What makes writers happy? Good pencils? A quiet room? Lots of stimulation and crazy people coming into and out of their lives so they have something to write about? Yes, yes, and yes. Writers are perhaps different to other people in that they live by way of observation more than most, constantly looking at the aerial view of each individual situation, listening a little more intently at what is said, why. But we are more similar to the rest of the world than others would give us credit. We just started out trying something, and like many others it grabbed us and now we are hooked. Like the sportsman, musician, dare I say it, even the odd career politician...and they are odd, aren’t they? We become driven by the goal, driven by the process, we are in it, on it, under it. Our obsession with writing that is. But where perhaps the writer can lose their happiness is when they start to consider the reader.

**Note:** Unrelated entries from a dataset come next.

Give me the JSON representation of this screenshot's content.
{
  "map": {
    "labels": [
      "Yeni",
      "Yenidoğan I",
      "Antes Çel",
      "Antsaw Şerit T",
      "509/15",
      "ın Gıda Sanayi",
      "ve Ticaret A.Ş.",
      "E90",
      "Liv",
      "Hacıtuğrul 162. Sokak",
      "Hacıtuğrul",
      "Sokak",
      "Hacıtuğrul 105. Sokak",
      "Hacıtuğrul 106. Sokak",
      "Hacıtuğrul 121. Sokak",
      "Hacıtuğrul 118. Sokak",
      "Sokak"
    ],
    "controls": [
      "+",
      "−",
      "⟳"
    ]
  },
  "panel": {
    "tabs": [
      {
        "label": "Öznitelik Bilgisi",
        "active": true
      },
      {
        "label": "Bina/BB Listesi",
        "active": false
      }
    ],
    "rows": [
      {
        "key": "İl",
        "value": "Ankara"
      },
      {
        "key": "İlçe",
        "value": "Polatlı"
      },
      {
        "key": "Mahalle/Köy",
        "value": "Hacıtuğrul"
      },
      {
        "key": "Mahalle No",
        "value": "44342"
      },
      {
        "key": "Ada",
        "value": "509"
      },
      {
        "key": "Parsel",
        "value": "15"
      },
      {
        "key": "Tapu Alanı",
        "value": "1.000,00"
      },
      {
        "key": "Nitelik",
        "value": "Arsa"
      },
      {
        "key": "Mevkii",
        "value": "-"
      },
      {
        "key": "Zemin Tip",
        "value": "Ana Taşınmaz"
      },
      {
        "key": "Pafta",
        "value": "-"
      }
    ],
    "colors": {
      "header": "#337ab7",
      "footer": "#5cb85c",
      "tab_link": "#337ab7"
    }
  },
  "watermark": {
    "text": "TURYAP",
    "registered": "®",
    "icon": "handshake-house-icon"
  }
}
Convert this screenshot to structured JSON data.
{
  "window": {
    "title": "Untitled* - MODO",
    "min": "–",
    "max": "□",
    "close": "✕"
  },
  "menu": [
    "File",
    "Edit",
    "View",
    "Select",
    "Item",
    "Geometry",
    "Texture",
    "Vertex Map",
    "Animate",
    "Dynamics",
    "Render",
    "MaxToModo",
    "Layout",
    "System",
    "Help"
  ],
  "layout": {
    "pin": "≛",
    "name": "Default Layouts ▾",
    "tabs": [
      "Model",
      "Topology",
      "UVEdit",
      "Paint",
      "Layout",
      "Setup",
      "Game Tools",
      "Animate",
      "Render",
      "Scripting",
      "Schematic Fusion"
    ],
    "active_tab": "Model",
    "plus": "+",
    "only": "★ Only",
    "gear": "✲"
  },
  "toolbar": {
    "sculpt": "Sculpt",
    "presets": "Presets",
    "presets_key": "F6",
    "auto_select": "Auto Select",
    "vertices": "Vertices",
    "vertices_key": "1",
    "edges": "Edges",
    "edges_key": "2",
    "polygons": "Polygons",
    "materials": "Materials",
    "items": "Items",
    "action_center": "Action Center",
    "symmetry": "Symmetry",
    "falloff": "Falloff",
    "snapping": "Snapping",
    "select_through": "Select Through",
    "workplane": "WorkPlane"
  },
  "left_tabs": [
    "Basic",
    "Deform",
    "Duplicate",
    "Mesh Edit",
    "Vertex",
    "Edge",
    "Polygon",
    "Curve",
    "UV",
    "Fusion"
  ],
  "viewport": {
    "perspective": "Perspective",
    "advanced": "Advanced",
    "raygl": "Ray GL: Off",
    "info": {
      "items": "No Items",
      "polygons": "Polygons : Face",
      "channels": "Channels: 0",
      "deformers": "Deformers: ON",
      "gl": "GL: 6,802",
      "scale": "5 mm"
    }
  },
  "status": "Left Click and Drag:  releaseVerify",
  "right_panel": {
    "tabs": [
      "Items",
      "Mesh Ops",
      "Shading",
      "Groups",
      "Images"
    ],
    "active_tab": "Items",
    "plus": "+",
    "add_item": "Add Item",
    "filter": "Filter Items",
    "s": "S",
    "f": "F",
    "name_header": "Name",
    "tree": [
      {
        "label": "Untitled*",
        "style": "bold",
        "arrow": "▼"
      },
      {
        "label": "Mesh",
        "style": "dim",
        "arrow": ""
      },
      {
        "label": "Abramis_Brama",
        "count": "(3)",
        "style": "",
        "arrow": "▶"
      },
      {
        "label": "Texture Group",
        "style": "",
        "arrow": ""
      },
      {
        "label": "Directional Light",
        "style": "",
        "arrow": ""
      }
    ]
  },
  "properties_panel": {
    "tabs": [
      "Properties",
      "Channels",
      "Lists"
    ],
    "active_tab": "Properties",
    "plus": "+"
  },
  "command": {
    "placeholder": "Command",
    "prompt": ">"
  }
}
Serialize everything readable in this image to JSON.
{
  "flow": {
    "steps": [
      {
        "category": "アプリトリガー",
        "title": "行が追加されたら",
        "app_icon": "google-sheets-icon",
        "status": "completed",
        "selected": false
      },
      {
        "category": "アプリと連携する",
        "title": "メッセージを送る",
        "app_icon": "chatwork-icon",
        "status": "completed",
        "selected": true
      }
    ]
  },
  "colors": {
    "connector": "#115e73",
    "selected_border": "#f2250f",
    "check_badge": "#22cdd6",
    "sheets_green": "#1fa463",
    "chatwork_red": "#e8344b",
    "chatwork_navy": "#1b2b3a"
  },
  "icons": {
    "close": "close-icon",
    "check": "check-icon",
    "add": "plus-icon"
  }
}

Some writers say just write what you want to write, not what you think others may want to read, or see at the cinema/theatre if you’ve written a script. This is good advice, I concur! Bad advice is to chase the next big thing, the latest trends. Because the risk is, you don’t write with your own voice. You don’t write from the heart, from that truth inside you that burns. If you squish yourself into another genre it might work for a while, but what if it wasn’t really you? And even if you are such a good writer and you manage to pull it off, you risk getting stuck writing stuff you don’t love. It might pay the bills. But we are all dead soon, and you’ll be dead inside before that. And you won't be happy before you die.
The best writers I have know write not just what they know, but what they feel, what creeps up inside them and grabs hold. That’s why it feels like they don’t hold anything back, aren’t afraid of pouring out their heart and soul into a book or script. Ultimately aren’t scared of upsetting people. That’s different from not caring about what people think. It’s just writing what they want to write. So write what you want to write. For only then do the boundaries get broken down, the new ground get trodden. For all the millions of books that have been written, isn’t that the biggest surprise that there are still surprises between the pages? For that to continue we all have to be different and embrace it. It’s what makes us happy. And ironically, the readers.